ROBERT SIEGEL, host:
Outside the headquarters of Lehman Brothers, the shock of today's news spilled out onto the sidewalk. Employees who had lost their jobs hauled cardboard boxes out the front door. Some tourists gathered to see economic carnage, as did many New Yorkers who were worried about their city's economic future. NPR' Robert Smith headed out into the city streets.
ROBERT SMITH: The Lehman Brothers building is just north of Time Square, and it's adopted the same flashy trashy style. Its glass facade is interlaced with these giant video screens showing off nature scenes, blue skies, sunsets, purple mountains' majesty. It was a soothing contrast to the chaos at street level. Margie Shaver, a tourist from Roanoke, Virginia, was taking pictures out front.
Ms. MARGIE SHAVER (New York Tourist): I've watched folks come out, and they are pretty sad, or they're pretty just resolved to what's going on.
SMITH: Isn't this like slowing down on a highway to look at a terrible wreck?
Ms. SHAVER: Sort of, kind of, yeah. Yeah, you kind of can't go by without stopping to see what's going on.
SMITH: It is a painful scene. Dozens of reporters and camera crews are perched just outside the entrance. Every few minutes, a stone-faced employee would leave with his or her belongings in a cardboard box or travel bag. And the camera crews would chase them, yes, chase them down the street looking for comment.
No one, it turns out, wants to share what it's like to be at the center of the biggest business story of the day, at least not on the record. But there were plenty of financial workers from other firms who came over to share their grief and perhaps thank their lucky stars. Mario Del Duca is from Lloyd's Bank next door.
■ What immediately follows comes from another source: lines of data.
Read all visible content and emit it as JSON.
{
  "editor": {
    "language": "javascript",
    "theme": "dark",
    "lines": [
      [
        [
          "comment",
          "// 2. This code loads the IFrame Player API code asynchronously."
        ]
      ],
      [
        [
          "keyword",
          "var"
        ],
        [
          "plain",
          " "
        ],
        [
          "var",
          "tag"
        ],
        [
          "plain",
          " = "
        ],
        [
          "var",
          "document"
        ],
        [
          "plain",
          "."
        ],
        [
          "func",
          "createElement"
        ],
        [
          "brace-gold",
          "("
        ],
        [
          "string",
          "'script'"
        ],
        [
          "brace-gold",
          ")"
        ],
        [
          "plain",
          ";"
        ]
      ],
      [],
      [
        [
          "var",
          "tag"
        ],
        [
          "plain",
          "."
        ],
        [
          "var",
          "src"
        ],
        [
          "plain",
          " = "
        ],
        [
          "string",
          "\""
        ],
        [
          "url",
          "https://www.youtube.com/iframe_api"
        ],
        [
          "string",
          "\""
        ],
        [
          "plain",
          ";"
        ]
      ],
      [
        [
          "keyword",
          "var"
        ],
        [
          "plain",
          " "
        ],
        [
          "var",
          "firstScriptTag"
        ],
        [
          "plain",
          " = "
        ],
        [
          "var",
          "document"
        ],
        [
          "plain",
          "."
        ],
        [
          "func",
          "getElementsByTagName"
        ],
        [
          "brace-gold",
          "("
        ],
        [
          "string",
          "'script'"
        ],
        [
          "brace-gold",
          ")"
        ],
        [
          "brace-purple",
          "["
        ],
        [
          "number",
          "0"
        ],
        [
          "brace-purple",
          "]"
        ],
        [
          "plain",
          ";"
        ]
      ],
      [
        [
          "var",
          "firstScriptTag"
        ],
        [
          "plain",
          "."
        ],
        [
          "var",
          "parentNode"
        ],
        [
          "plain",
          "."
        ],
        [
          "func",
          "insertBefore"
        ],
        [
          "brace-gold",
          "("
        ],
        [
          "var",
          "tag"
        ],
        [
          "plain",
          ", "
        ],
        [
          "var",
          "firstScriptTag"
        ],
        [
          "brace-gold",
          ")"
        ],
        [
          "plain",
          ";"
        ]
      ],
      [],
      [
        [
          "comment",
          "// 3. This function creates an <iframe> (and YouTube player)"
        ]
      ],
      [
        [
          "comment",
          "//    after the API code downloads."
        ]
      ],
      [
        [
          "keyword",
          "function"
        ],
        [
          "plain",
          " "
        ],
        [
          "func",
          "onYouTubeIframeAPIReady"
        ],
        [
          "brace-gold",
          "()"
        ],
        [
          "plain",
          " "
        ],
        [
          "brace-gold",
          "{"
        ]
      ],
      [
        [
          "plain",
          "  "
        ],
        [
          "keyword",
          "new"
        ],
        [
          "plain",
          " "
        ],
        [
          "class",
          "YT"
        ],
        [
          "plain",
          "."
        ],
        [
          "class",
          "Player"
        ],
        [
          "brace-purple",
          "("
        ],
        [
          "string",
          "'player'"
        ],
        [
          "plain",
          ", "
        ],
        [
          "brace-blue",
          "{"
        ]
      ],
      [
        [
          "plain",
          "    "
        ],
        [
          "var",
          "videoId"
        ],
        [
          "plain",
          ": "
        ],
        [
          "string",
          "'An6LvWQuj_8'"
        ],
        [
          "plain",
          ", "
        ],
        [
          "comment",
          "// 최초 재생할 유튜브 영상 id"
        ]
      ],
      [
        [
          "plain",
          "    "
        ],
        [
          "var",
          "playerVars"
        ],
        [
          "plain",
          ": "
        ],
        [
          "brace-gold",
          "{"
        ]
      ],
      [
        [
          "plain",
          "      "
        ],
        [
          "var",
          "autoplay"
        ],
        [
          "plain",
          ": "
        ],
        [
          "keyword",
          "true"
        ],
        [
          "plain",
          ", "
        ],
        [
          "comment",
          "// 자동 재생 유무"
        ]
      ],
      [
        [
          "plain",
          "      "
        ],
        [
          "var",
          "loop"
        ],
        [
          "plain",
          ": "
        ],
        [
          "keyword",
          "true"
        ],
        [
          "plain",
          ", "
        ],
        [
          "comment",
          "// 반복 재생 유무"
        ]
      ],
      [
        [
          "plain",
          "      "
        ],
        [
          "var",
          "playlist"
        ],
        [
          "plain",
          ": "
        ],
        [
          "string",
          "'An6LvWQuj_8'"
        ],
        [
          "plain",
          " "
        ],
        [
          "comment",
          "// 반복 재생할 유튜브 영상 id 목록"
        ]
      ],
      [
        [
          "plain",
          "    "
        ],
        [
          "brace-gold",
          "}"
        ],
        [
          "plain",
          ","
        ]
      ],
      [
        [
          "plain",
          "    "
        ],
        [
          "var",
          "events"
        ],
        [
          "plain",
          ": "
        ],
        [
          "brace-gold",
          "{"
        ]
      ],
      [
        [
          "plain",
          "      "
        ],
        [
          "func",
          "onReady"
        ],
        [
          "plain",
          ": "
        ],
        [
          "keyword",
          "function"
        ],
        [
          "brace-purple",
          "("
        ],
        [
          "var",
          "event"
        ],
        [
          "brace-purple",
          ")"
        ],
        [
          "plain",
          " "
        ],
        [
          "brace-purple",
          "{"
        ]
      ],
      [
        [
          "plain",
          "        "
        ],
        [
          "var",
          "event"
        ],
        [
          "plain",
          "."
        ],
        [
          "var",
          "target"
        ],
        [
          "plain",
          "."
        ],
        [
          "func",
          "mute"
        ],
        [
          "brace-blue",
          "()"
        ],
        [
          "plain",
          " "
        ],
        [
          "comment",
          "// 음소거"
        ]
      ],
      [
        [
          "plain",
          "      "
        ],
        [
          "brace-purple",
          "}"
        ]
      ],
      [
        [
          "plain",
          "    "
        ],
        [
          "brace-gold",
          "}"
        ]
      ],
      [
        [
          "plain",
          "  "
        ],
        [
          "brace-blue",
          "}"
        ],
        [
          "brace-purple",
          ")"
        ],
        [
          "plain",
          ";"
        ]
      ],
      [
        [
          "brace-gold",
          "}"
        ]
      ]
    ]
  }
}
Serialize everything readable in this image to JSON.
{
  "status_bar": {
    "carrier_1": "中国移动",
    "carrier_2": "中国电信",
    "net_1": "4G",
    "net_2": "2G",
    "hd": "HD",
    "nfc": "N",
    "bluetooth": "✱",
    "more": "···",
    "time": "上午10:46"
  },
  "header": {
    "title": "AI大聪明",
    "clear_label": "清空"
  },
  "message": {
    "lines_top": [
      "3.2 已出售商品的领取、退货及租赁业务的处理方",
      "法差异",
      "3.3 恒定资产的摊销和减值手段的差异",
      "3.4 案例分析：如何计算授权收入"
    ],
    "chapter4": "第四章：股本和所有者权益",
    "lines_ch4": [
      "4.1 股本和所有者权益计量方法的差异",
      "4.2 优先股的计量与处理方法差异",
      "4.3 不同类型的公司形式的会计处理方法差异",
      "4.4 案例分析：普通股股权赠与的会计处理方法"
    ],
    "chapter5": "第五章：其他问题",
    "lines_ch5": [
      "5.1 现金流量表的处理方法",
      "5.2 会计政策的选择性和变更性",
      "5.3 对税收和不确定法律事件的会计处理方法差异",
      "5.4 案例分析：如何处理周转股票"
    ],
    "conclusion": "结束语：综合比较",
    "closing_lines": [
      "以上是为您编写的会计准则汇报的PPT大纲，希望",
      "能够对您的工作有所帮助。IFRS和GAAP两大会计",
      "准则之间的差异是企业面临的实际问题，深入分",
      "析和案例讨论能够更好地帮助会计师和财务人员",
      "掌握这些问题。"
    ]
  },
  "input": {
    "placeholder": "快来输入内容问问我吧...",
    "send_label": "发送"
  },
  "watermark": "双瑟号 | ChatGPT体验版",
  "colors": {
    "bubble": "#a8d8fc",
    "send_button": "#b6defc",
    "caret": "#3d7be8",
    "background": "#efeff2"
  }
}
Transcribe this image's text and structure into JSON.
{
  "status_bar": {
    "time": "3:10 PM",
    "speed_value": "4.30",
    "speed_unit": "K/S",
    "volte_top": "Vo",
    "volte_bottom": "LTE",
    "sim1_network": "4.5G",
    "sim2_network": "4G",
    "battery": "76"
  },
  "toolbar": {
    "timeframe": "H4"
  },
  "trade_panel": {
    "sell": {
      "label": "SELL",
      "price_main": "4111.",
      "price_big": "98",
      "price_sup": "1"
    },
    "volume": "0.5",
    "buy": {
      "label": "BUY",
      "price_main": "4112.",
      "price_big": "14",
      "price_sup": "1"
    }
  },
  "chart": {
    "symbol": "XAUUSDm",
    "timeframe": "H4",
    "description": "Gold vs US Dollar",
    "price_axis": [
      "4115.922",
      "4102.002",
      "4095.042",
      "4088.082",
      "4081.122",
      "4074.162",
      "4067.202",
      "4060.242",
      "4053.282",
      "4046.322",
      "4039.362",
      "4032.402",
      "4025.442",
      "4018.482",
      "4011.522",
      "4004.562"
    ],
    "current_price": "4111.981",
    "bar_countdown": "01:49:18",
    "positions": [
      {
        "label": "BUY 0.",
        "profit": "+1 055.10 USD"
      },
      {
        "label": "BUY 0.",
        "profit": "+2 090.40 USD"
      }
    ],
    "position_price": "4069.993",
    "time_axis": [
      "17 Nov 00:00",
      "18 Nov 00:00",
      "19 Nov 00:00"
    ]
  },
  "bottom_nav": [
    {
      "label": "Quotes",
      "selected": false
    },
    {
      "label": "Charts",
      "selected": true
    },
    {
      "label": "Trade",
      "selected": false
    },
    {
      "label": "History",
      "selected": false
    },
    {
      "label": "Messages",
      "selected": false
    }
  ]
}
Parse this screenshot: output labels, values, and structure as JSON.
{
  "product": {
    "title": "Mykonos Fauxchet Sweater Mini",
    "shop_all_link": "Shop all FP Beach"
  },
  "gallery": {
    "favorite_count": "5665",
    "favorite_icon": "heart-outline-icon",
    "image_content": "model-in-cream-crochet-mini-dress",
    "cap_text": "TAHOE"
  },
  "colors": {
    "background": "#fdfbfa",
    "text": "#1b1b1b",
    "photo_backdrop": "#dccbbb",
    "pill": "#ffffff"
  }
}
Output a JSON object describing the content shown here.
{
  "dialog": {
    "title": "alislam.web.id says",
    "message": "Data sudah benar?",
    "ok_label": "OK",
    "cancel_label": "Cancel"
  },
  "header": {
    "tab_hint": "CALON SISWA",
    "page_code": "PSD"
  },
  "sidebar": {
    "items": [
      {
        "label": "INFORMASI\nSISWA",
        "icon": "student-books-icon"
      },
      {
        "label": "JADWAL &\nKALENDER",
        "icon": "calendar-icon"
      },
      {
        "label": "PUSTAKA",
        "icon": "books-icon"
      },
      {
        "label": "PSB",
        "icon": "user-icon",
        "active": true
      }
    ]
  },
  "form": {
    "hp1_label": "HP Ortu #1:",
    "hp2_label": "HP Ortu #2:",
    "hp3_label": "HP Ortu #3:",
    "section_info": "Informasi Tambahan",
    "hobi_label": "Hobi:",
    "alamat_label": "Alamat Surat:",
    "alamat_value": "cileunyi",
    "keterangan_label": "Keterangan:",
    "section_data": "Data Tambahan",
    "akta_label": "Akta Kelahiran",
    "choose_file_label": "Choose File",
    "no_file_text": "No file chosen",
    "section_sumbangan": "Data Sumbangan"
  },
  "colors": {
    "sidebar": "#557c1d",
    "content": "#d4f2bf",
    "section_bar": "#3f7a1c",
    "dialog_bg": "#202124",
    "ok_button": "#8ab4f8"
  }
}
Mr. MARIO DEL DUCA (Lloyd's Bank Employee): I mean, when you're on the inside, everyone has their targets. Everyone has their priorities. Everyone thinks they're doing the right thing. Maybe, Wall Street took too many risks. That, only history will tell, but it's looking like we all took too much risk.
SMITH: The economic nervousness could be felt all around New York City today. Crowds of people in Times Square pressed their faces up against the window of the NASDAQ market site. They're watching all the stocks in the red. James Hughes, a tourist from London, says it shakes his faith in the entire system.
Mr. JAMES HUGHES (New York Tourist): It's frustrating a little bit. I mean, you know, you kind of hope these people would look out and have some kind of foresight of what might happen.
SMITH: They were supposed to be the experts in this building.
Mr. HUGHES: Exactly. I mean, what confidence I give you if all of the things are in...
SMITH: In an effort to build back up the confidence of New Yorkers, Mayor Michael Bloomberg, a former investment banker himself, took to the airwaves. 12,000 New Yorkers work at Lehman Brothers, but Bloomberg said it isn't a disaster.
Mayor MICHAEL BLOOMBERG (Republican, New York City): There's three and a half million people that work in this city, and there's an awful lot of different businesses. So not good, but not calamitous. It is calamitous for the people that are out of work, and it may very well be that some people will come along and hire groups of those. And I do expect the majority of them to be able to get jobs.
SMITH: But back on the street at Lehman Headquarters, there didn't seem to be much optimism. An artist, Jeffrey Raymond, has hauled out his giant portrait of Lehman CEO Richard Fuld, and he was inviting employees of the company to sign it as a final farewell.
Mr JEFFREY RAYMOND (Artist): One says, bad government equals lost jobs. One wrote, I am Sparticus. Greed, greed, greed. Good luck. Thanks, Dick, which I'm thinking is a sarcastic comment and a lot of other stuff, I guess.
SMITH: Raymond says he wanted to give the workers of Lehman Brothers a cathartic experience on what is otherwise a dark day. Robert Smith, NPR News, New York.